WHAT IS EXPECTED: For the data that follows, give the number of lines in which "label" appears. Add nothing to it.

Data records for software interfaces:
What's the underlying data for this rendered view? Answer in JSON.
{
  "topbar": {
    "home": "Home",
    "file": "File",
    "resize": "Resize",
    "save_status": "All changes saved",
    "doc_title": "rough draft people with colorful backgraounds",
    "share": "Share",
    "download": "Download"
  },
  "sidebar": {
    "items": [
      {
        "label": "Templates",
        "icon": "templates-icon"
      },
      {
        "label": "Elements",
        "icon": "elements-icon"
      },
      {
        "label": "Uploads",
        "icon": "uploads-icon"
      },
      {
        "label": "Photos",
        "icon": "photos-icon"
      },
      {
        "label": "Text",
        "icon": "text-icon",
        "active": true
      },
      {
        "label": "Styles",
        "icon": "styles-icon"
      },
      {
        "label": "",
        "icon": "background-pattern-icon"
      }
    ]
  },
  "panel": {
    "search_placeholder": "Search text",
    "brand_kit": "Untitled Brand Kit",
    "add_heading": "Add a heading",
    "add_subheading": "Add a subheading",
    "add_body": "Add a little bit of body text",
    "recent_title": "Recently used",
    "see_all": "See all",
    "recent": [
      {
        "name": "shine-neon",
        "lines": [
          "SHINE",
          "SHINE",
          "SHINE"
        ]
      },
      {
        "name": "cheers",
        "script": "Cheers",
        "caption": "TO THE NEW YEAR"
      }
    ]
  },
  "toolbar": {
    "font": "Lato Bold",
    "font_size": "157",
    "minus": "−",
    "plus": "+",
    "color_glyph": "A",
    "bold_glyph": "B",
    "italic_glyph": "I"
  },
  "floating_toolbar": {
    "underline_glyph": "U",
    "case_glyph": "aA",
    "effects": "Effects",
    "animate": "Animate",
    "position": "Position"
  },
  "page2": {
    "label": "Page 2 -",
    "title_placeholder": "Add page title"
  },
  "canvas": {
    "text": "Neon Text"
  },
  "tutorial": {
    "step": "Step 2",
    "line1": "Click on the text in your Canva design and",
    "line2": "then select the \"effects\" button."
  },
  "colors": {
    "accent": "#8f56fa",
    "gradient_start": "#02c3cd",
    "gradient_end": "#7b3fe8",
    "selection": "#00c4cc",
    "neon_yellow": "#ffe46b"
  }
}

REPLY TO THE TASK: 8